by 5m Editor
11 October 2004, at 12:00am

CANADA - Farm-Scape: Episode 1618. Farm-Scape is a Wonderworks Canada production and is distributed courtesy of Manitoba Pork Council and Sask Pork.

Farm-Scape, Episode 1618

The University of Saskatchewan warns, until technologies capable of eliminating airborne contaminants generated within swine barns are developed and adopted, workers need to utilize personal respiratory protection.

Technologies being evaluated by the Prairie Swine Centre, such as a flushing gutter and a toilet conveyer, have been shown to reduce airborne contaminant levels by over 50 percent while others, as simple as regularly spraying canola oil, can cut dust levels to 15 percent of normal but these technologies are slow to be adopted.

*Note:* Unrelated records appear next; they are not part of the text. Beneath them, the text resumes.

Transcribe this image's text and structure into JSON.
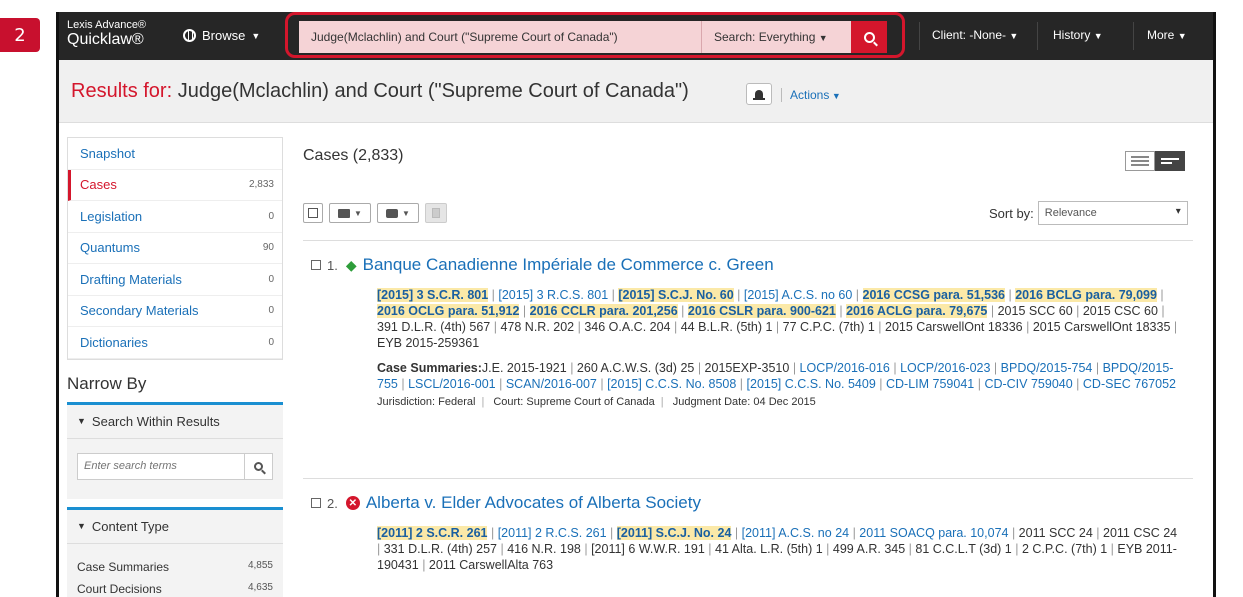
{
  "step_badge": "2",
  "app": {
    "logo_line1": "Lexis Advance®",
    "logo_line2": "Quicklaw®",
    "browse_label": "Browse",
    "search_query": "Judge(Mclachlin) and Court (\"Supreme Court of Canada\")",
    "search_scope": "Search: Everything",
    "nav": {
      "client": "Client: -None-",
      "history": "History",
      "more": "More"
    },
    "colors": {
      "topbar": "#262626",
      "accent_red": "#d4162c",
      "link_blue": "#1a70b8",
      "highlight": "#fbe9a8",
      "panel_blue": "#1a8fd1"
    }
  },
  "results": {
    "prefix": "Results for:",
    "query": " Judge(Mclachlin) and Court (\"Supreme Court of Canada\")",
    "actions_label": "Actions"
  },
  "sidebar": {
    "items": [
      {
        "label": "Snapshot",
        "count": ""
      },
      {
        "label": "Cases",
        "count": "2,833"
      },
      {
        "label": "Legislation",
        "count": "0"
      },
      {
        "label": "Quantums",
        "count": "90"
      },
      {
        "label": "Drafting Materials",
        "count": "0"
      },
      {
        "label": "Secondary Materials",
        "count": "0"
      },
      {
        "label": "Dictionaries",
        "count": "0"
      }
    ],
    "narrow_by": "Narrow By",
    "search_within": {
      "header": "Search Within Results",
      "placeholder": "Enter search terms"
    },
    "content_type": {
      "header": "Content Type",
      "rows": [
        {
          "label": "Case Summaries",
          "count": "4,855"
        },
        {
          "label": "Court Decisions",
          "count": "4,635"
        }
      ]
    }
  },
  "main": {
    "cases_title": "Cases (2,833)",
    "sort_label": "Sort by:",
    "sort_value": "Relevance",
    "results": [
      {
        "number": "1.",
        "status_icon": "green-diamond-icon",
        "title": "Banque Canadienne Impériale de Commerce c. Green",
        "cites": [
          {
            "t": "[2015] 3 S.C.R. 801",
            "k": "hl"
          },
          {
            "t": "[2015] 3 R.C.S. 801",
            "k": "link"
          },
          {
            "t": "[2015] S.C.J. No. 60",
            "k": "hl"
          },
          {
            "t": "[2015] A.C.S. no 60",
            "k": "link"
          },
          {
            "t": "2016 CCSG para. 51,536",
            "k": "hl"
          },
          {
            "t": "2016 BCLG para. 79,099",
            "k": "hl"
          },
          {
            "t": "2016 OCLG para. 51,912",
            "k": "hl"
          },
          {
            "t": "2016 CCLR para. 201,256",
            "k": "hl"
          },
          {
            "t": "2016 CSLR para. 900-621",
            "k": "hl"
          },
          {
            "t": "2016 ACLG para. 79,675",
            "k": "hl"
          },
          {
            "t": "2015 SCC 60",
            "k": "plain"
          },
          {
            "t": "2015 CSC 60",
            "k": "plain"
          },
          {
            "t": "391 D.L.R. (4th) 567",
            "k": "plain"
          },
          {
            "t": "478 N.R. 202",
            "k": "plain"
          },
          {
            "t": "346 O.A.C. 204",
            "k": "plain"
          },
          {
            "t": "44 B.L.R. (5th) 1",
            "k": "plain"
          },
          {
            "t": "77 C.P.C. (7th) 1",
            "k": "plain"
          },
          {
            "t": "2015 CarswellOnt 18336",
            "k": "plain"
          },
          {
            "t": "2015 CarswellOnt 18335",
            "k": "plain"
          },
          {
            "t": "EYB 2015-259361",
            "k": "plain"
          }
        ],
        "summaries_label": "Case Summaries:",
        "summaries": [
          {
            "t": "J.E. 2015-1921",
            "k": "plain"
          },
          {
            "t": "260 A.C.W.S. (3d) 25",
            "k": "plain"
          },
          {
            "t": "2015EXP-3510",
            "k": "plain"
          },
          {
            "t": "LOCP/2016-016",
            "k": "link"
          },
          {
            "t": "LOCP/2016-023",
            "k": "link"
          },
          {
            "t": "BPDQ/2015-754",
            "k": "link"
          },
          {
            "t": "BPDQ/2015-755",
            "k": "link"
          },
          {
            "t": "LSCL/2016-001",
            "k": "link"
          },
          {
            "t": "SCAN/2016-007",
            "k": "link"
          },
          {
            "t": "[2015] C.C.S. No. 8508",
            "k": "link"
          },
          {
            "t": "[2015] C.C.S. No. 5409",
            "k": "link"
          },
          {
            "t": "CD-LIM 759041",
            "k": "link"
          },
          {
            "t": "CD-CIV 759040",
            "k": "link"
          },
          {
            "t": "CD-SEC 767052",
            "k": "link"
          }
        ],
        "jurisdiction": "Jurisdiction: Federal",
        "court": "Court: Supreme Court of Canada",
        "judgment_date": "Judgment Date: 04 Dec 2015"
      },
      {
        "number": "2.",
        "status_icon": "red-x-circle-icon",
        "title": "Alberta v. Elder Advocates of Alberta Society",
        "cites": [
          {
            "t": "[2011] 2 S.C.R. 261",
            "k": "hl"
          },
          {
            "t": "[2011] 2 R.C.S. 261",
            "k": "link"
          },
          {
            "t": "[2011] S.C.J. No. 24",
            "k": "hl"
          },
          {
            "t": "[2011] A.C.S. no 24",
            "k": "link"
          },
          {
            "t": "2011 SOACQ para. 10,074",
            "k": "link"
          },
          {
            "t": "2011 SCC 24",
            "k": "plain"
          },
          {
            "t": "2011 CSC 24",
            "k": "plain"
          },
          {
            "t": "331 D.L.R. (4th) 257",
            "k": "plain"
          },
          {
            "t": "416 N.R. 198",
            "k": "plain"
          },
          {
            "t": "[2011] 6 W.W.R. 191",
            "k": "plain"
          },
          {
            "t": "41 Alta. L.R. (5th) 1",
            "k": "plain"
          },
          {
            "t": "499 A.R. 345",
            "k": "plain"
          },
          {
            "t": "81 C.C.L.T (3d) 1",
            "k": "plain"
          },
          {
            "t": "2 C.P.C. (7th) 1",
            "k": "plain"
          },
          {
            "t": "EYB 2011-190431",
            "k": "plain"
          },
          {
            "t": "2011 CarswellAlta 763",
            "k": "plain"
          }
        ]
      }
    ]
  }
}
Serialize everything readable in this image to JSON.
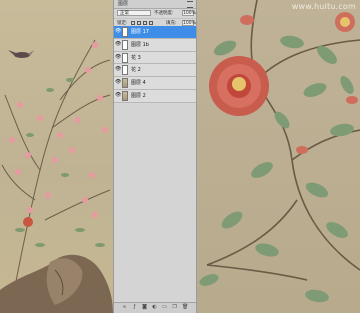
{
  "watermark": "www.huitu.com",
  "layers_panel": {
    "tab_label": "图层",
    "blend_mode": "正常",
    "opacity_label": "不透明度:",
    "opacity_value": "100%",
    "lock_label": "锁定:",
    "fill_label": "填充:",
    "fill_value": "100%",
    "layers": [
      {
        "name": "图层 17",
        "selected": true
      },
      {
        "name": "图层 1b",
        "selected": false
      },
      {
        "name": "花 3",
        "selected": false
      },
      {
        "name": "花 2",
        "selected": false
      },
      {
        "name": "图层 4",
        "selected": false
      },
      {
        "name": "图层 2",
        "selected": false
      }
    ],
    "footer_icons": [
      "link-icon",
      "fx-icon",
      "mask-icon",
      "adjustment-icon",
      "folder-icon",
      "new-layer-icon",
      "trash-icon"
    ]
  },
  "colors": {
    "selection": "#3e8ee8",
    "panel_bg": "#d6d6d6",
    "background_art": "#bfb297"
  }
}
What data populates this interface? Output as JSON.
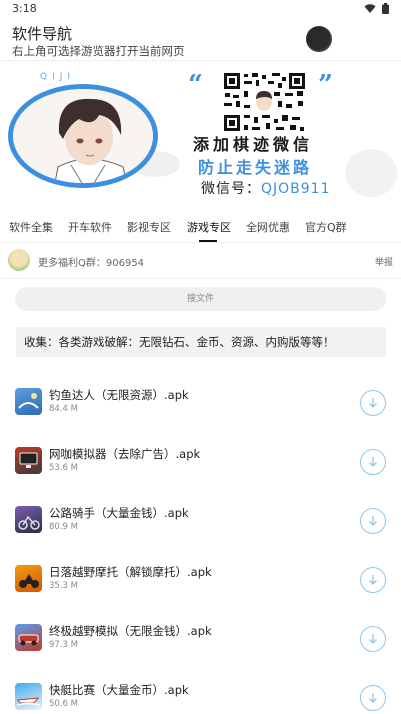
{
  "status_bar": {
    "time": "3:18",
    "wifi_icon": "wifi-icon",
    "battery_icon": "battery-icon"
  },
  "header": {
    "title": "软件导航",
    "subtitle": "右上角可选择游览器打开当前网页",
    "menu_icon": "menu-dot-icon"
  },
  "banner": {
    "qiji": "QIJI",
    "quote_left": "“",
    "quote_right": "”",
    "line1": "添加棋迹微信",
    "line2": "防止走失迷路",
    "line3_label": "微信号：",
    "line3_value": "QJOB911"
  },
  "tabs": [
    {
      "label": "软件全集",
      "active": false
    },
    {
      "label": "开车软件",
      "active": false
    },
    {
      "label": "影视专区",
      "active": false
    },
    {
      "label": "游戏专区",
      "active": true
    },
    {
      "label": "全网优惠",
      "active": false
    },
    {
      "label": "官方Q群",
      "active": false
    }
  ],
  "qq_group": {
    "label": "更多福利Q群：906954",
    "report": "举报"
  },
  "search": {
    "placeholder": "搜文件"
  },
  "notice": "收集：各类游戏破解：无限钻石、金币、资源、内购版等等！",
  "files": [
    {
      "name": "钓鱼达人（无限资源）.apk",
      "size": "84.4 M",
      "icon": "fishing-game-icon",
      "colors": [
        "#5b9fe0",
        "#2d6bb5"
      ]
    },
    {
      "name": "网咖模拟器（去除广告）.apk",
      "size": "53.6 M",
      "icon": "netcafe-game-icon",
      "colors": [
        "#c0392b",
        "#3b3b3b"
      ]
    },
    {
      "name": "公路骑手（大量金钱）.apk",
      "size": "80.9 M",
      "icon": "road-rider-game-icon",
      "colors": [
        "#7b5fb5",
        "#2c2c3e"
      ]
    },
    {
      "name": "日落越野摩托（解锁摩托）.apk",
      "size": "35.3 M",
      "icon": "sunset-moto-game-icon",
      "colors": [
        "#f39c12",
        "#d35400"
      ]
    },
    {
      "name": "终极越野模拟（无限金钱）.apk",
      "size": "97.3 M",
      "icon": "offroad-sim-game-icon",
      "colors": [
        "#5d9cec",
        "#c0392b"
      ]
    },
    {
      "name": "快艇比赛（大量金币）.apk",
      "size": "50.6 M",
      "icon": "speedboat-game-icon",
      "colors": [
        "#48a9e6",
        "#e8f4fb"
      ]
    }
  ]
}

University of Saskatchewan Dean of Agriculture Dr. Ernie Barber says, when animals are placed inside a controlled air space, there will be a lot of contaminants produced.

"Those contaminants include gases and dust from excreta, from feces and urine. It includes dander from the animal itself.

It includes feed dust. It includes micro-organisms, some of them pathogenic and some of them not and studies indicate that people who work for long periods of time without any personal respiratory protection in a typical livestock building run a risk of developing both acute and chronic lung disorders.

From an engineering standpoint, then, the long term solution is to look for ways to minimize or, dare I even say, eliminate the most harmful contaminants that are being produced inside these buildings.

A thing that I want to make sure that people know is that, if you are working inside a livestock building today...with the typical technologies that we have today, if you're not wearing personal respiratory protection then you're running a very high risk of getting yourself into health problems.

I certainly encourage people to wear a good two strap mask. Make sure it's fitted well. That's your best protection right now until engineers can get the solutions."

Dr. Barber says technologies to reduce the level of contaminants in swine barns are available but, with the tight profit margins in swine production, any investment that doesn't actually reduce costs or increase productivity and returns is difficult to justify so a lot of these technologies are not being implemented.

For Farmscape.Ca, I'm Bruce Cochrane.

5m Editor